Feel free to let your child doodle on the other side of this card.
Get creative. Like Daniel. Remember the guy in the lion’s den? There was also that story about him in which he had some food commitments. But a pagan king did not care about Daniel’s dietary needs. Yet instead of making himself a nuisance to the authorities, he had a “Let’s try to make this work” attitude. So, he came up with a plan to meet his own needs (stick to the diet) while meeting those of the king (have healthy, buff-looking guys). Win-win.
Invite out-of-the box thinking. Are there ways for members to gather without walking into an auditorium where they stand next to each other? Do you need to add services? Divide the church into elder-led groups? Start meeting in homes on Sunday mornings in small groups? Gather in back yards where people can bring lawn chairs and practice physical distancing while being social?
The US government is not saying the church cannot gather. It is saying we cannot gather as we have done in the past. And why? Not because they oppose our message. But because they perceive our doing so as lacking love for our neighbor. We can get on board with that goal! So, we teach people about Jesus’s minimum gathering number that has no maximum: “Two or more gathered in His name” (Matt. 18:20). And what is the goal of our gathering? The glory of Christ. Mutual edification. Worship. Being known and knowing each other. Using spiritual gifts for the up-building of one another. Love. None of which is sacrificed in smaller gatherings. And in some cases, that goal might even be more thoroughly accomplished.
“When and how to return” to being the church gathered together are more than mere decisions we need to make. They’re opportunities to show and explain how to make decisions: We ask God’s help. We root all decisions in love. We listen to counsel. We make life as easy as possible for hospital and police and other government workers. We seek to have a reputation in our community for loving sacrificially. We have a healthy concern for safety, but we don’t make decisions rooted in fear. We don’t forsake our gathering, but rather, in this unique season, we find creative ways to so, and in so doing we spur on one another to love and good deeds.

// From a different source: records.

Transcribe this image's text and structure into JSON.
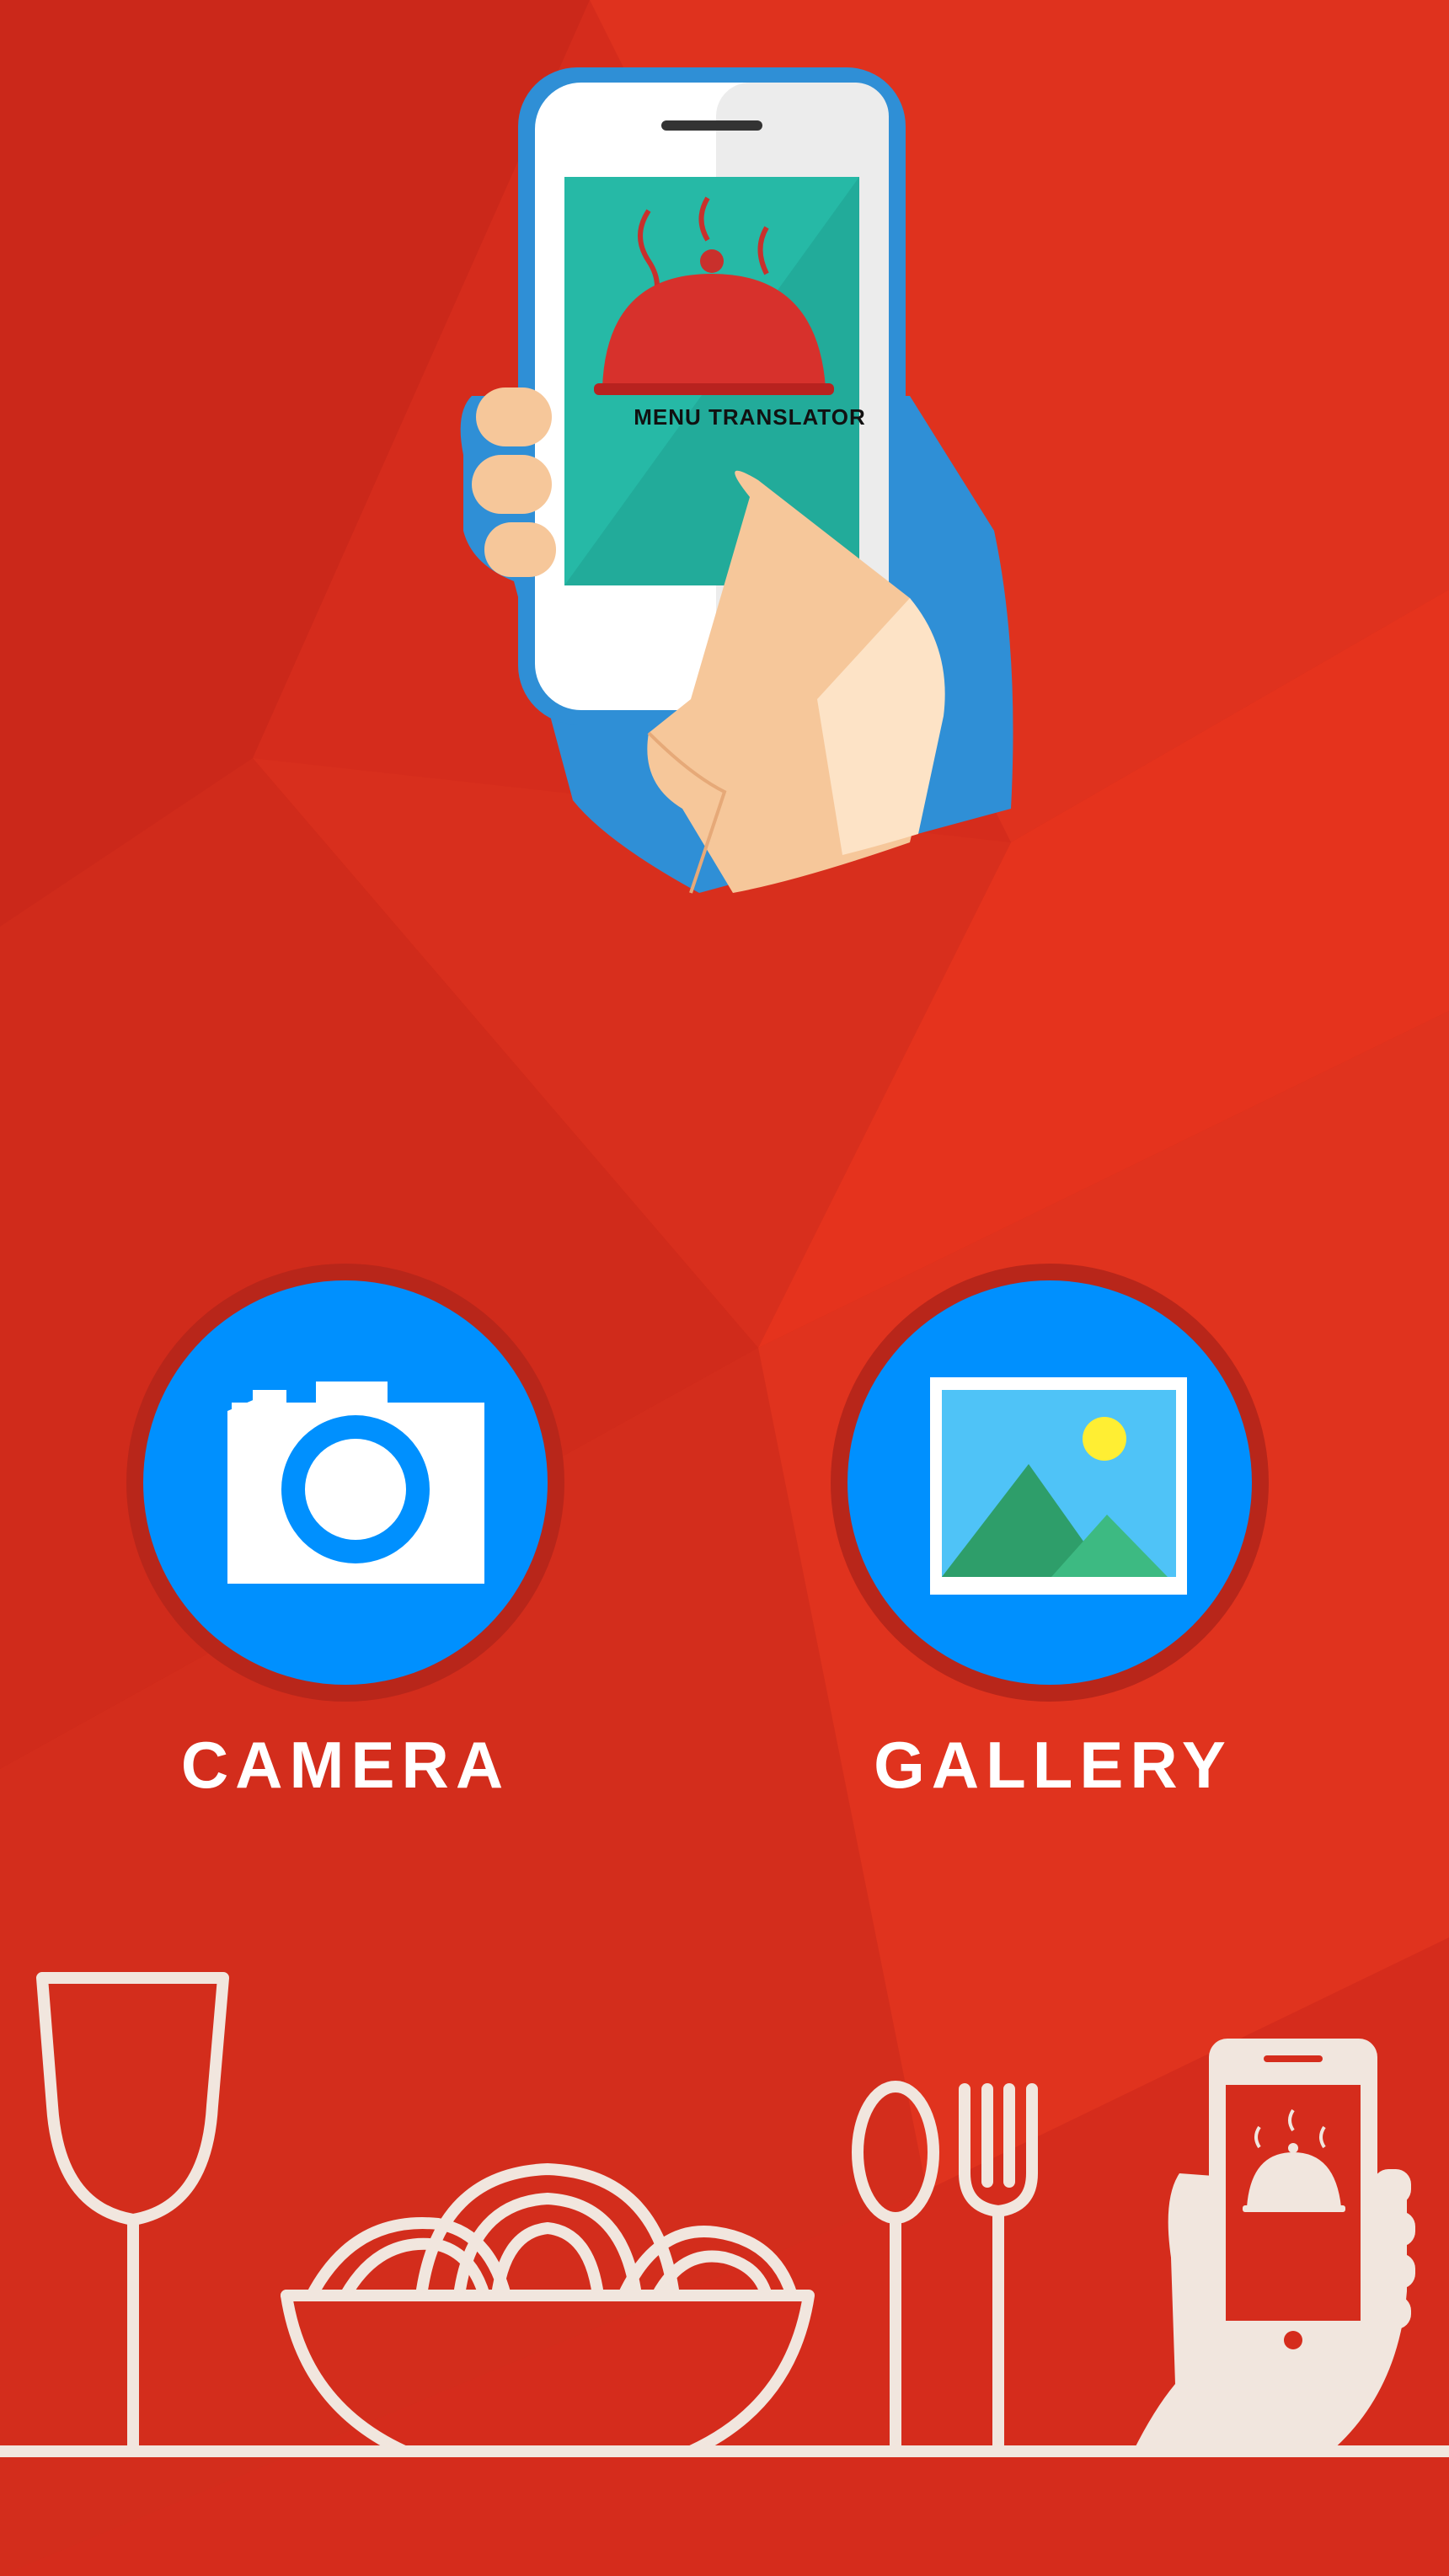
{
  "app": {
    "logo_text": "MENU TRANSLATOR"
  },
  "actions": {
    "camera_label": "CAMERA",
    "gallery_label": "GALLERY"
  },
  "icons": {
    "hero": "hand-holding-phone-icon",
    "camera": "camera-icon",
    "gallery": "image-gallery-icon",
    "footer": [
      "wine-glass-icon",
      "noodle-bowl-icon",
      "spoon-icon",
      "fork-icon",
      "hand-phone-icon"
    ]
  },
  "colors": {
    "background": "#d92e1e",
    "button_blue": "#0090fe",
    "button_ring": "#b8261a",
    "phone_screen": "#26b9a6",
    "cloche_red": "#d7312c",
    "footer_line": "#f1e6de"
  }
}
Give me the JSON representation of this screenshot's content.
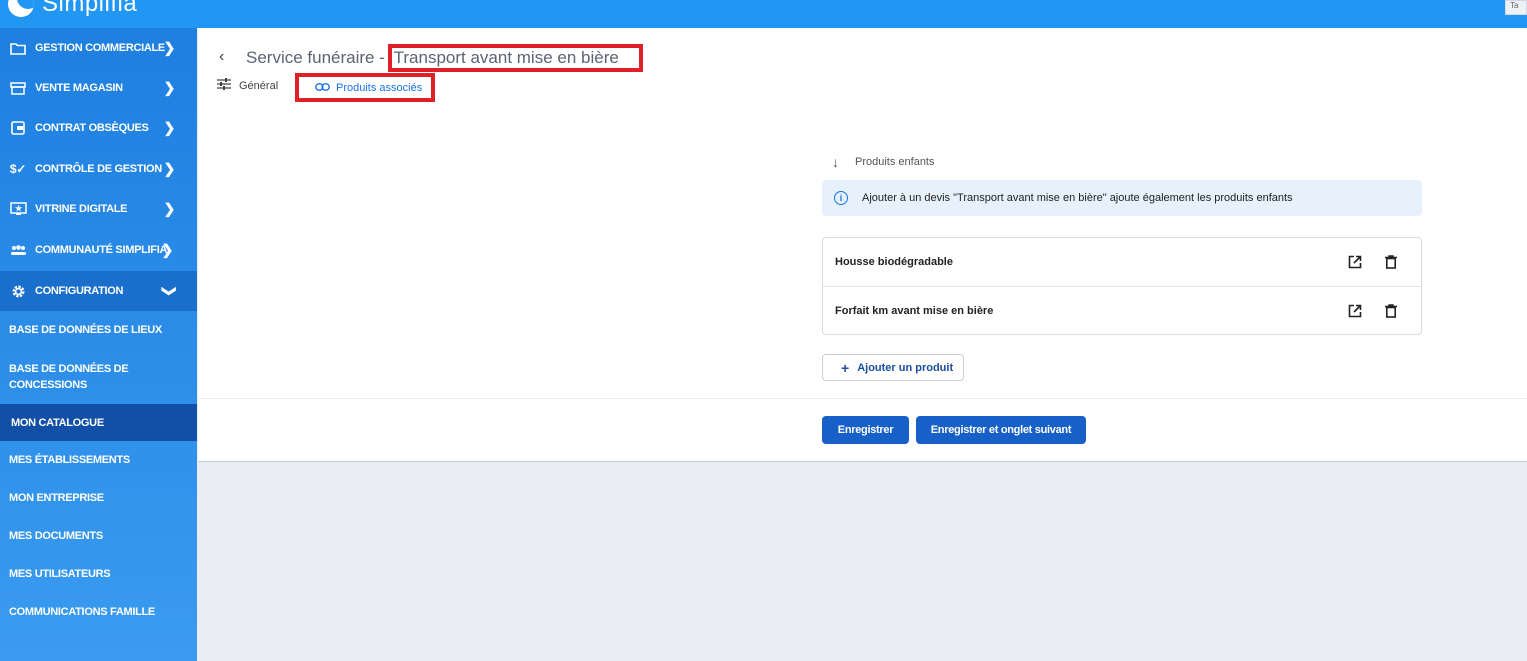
{
  "app": {
    "name": "Simplifia"
  },
  "topbar": {
    "right_button_label": "Ta"
  },
  "sidebar": {
    "items": [
      {
        "label": "GESTION COMMERCIALE",
        "icon": "folder-icon"
      },
      {
        "label": "VENTE MAGASIN",
        "icon": "storefront-icon"
      },
      {
        "label": "CONTRAT OBSÈQUES",
        "icon": "wallet-icon"
      },
      {
        "label": "CONTRÔLE DE GESTION",
        "icon": "dollar-check-icon"
      },
      {
        "label": "VITRINE DIGITALE",
        "icon": "monitor-star-icon"
      },
      {
        "label": "COMMUNAUTÉ SIMPLIFIA",
        "icon": "people-icon"
      },
      {
        "label": "CONFIGURATION",
        "icon": "gear-icon"
      }
    ],
    "sub_items": [
      {
        "label": "BASE DE DONNÉES DE LIEUX"
      },
      {
        "label": "BASE DE DONNÉES DE CONCESSIONS"
      },
      {
        "label": "MON CATALOGUE"
      },
      {
        "label": "MES ÉTABLISSEMENTS"
      },
      {
        "label": "MON ENTREPRISE"
      },
      {
        "label": "MES DOCUMENTS"
      },
      {
        "label": "MES UTILISATEURS"
      },
      {
        "label": "COMMUNICATIONS FAMILLE"
      }
    ]
  },
  "page": {
    "title_prefix": "Service funéraire - ",
    "title_product": "Transport avant mise en bière",
    "tabs": [
      {
        "label": "Général",
        "icon": "sliders-icon"
      },
      {
        "label": "Produits associés",
        "icon": "link-icon"
      }
    ],
    "children_section": {
      "heading": "Produits enfants",
      "info_text": "Ajouter à un devis \"Transport avant mise en bière\" ajoute également les produits enfants",
      "products": [
        {
          "name": "Housse biodégradable"
        },
        {
          "name": "Forfait km avant mise en bière"
        }
      ],
      "add_button_label": "Ajouter un produit"
    },
    "buttons": {
      "save": "Enregistrer",
      "save_next": "Enregistrer et onglet suivant"
    }
  },
  "colors": {
    "topbar": "#2196f3",
    "sidebar_active": "#1250a8",
    "primary_button": "#1660c7",
    "highlight_box": "#e01f26"
  }
}
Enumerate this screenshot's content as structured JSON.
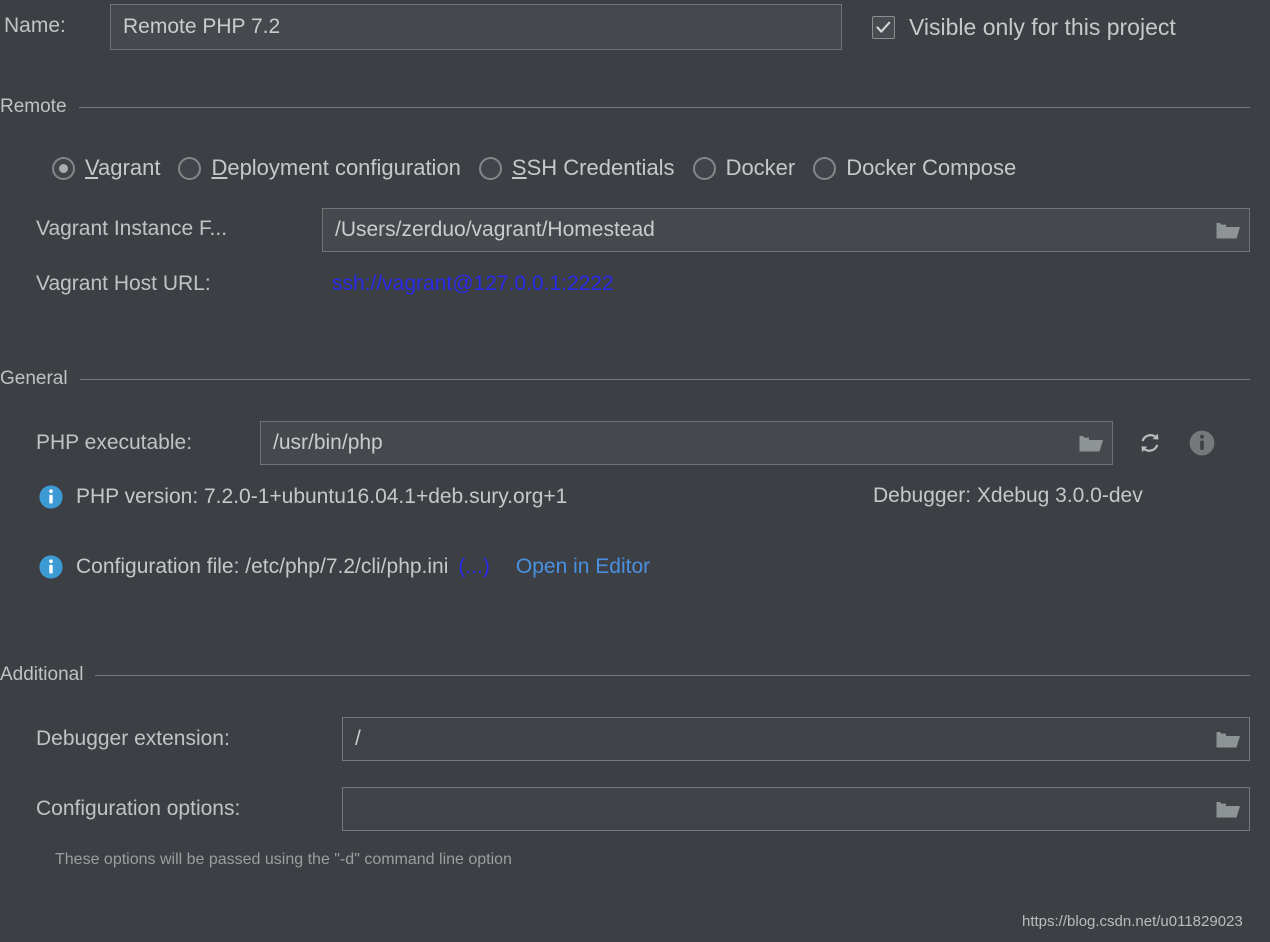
{
  "name_row": {
    "label": "Name:",
    "value": "Remote PHP 7.2",
    "visible_checkbox_label": "Visible only for this project",
    "visible_checkbox_checked": "✔"
  },
  "remote_section": {
    "title": "Remote",
    "options": [
      {
        "label": "Vagrant",
        "mnemonic": "V",
        "rest": "agrant",
        "selected": true
      },
      {
        "label": "Deployment configuration",
        "mnemonic": "D",
        "rest": "eployment configuration",
        "selected": false
      },
      {
        "label": "SSH Credentials",
        "mnemonic": "S",
        "rest": "SH Credentials",
        "selected": false
      },
      {
        "label": "Docker",
        "mnemonic": "",
        "rest": "Docker",
        "selected": false
      },
      {
        "label": "Docker Compose",
        "mnemonic": "",
        "rest": "Docker Compose",
        "selected": false
      }
    ],
    "instance_folder_label": "Vagrant Instance F...",
    "instance_folder_value": "/Users/zerduo/vagrant/Homestead",
    "host_url_label": "Vagrant Host URL:",
    "host_url_value": "ssh://vagrant@127.0.0.1:2222"
  },
  "general_section": {
    "title": "General",
    "php_executable_label": "PHP executable:",
    "php_executable_value": "/usr/bin/php",
    "refresh_icon": "refresh-icon",
    "info_icon": "info-icon",
    "php_version_text": "PHP version: 7.2.0-1+ubuntu16.04.1+deb.sury.org+1",
    "debugger_text": "Debugger: Xdebug 3.0.0-dev",
    "config_file_text": "Configuration file: /etc/php/7.2/cli/php.ini",
    "config_file_more": "(...)",
    "open_in_editor": "Open in Editor"
  },
  "additional_section": {
    "title": "Additional",
    "debugger_extension_label": "Debugger extension:",
    "debugger_extension_value": "/",
    "configuration_options_label": "Configuration options:",
    "configuration_options_value": "",
    "hint": "These options will be passed using the \"-d\" command line option"
  },
  "watermark": "https://blog.csdn.net/u011829023",
  "colors": {
    "background": "#3c4044",
    "field_background": "#45494d",
    "field_border": "#6e7376",
    "text": "#c5c8c9",
    "link_blue": "#4a90e2",
    "link_strong_blue": "#2b2beb",
    "info_icon_blue": "#3c9ad4",
    "separator": "#767b7e"
  }
}
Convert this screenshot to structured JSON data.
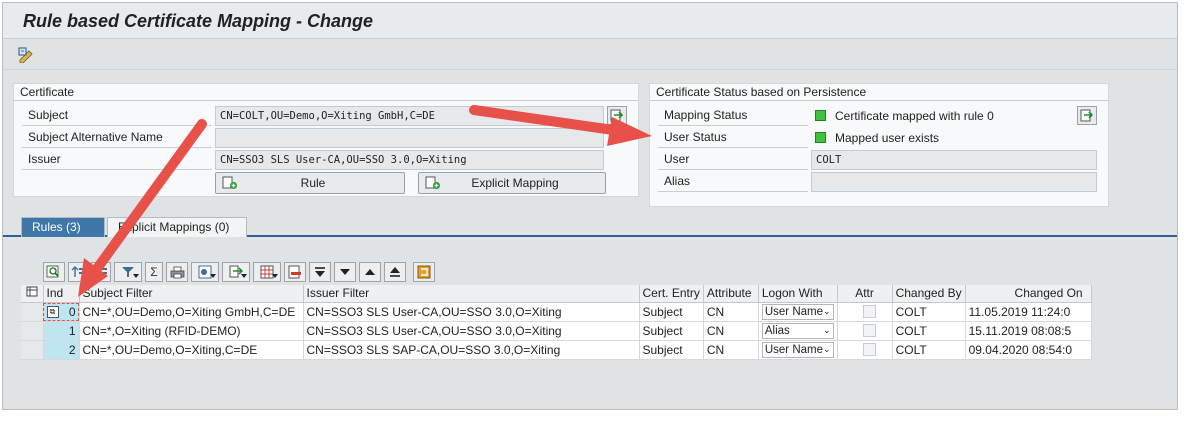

Sandra Glahn is associate professor of Media Arts and Worship at Dallas Theological Seminary. She is the author, co-author, or general editor of more than twenty books, the most recent being The City of Ephesus: A Short History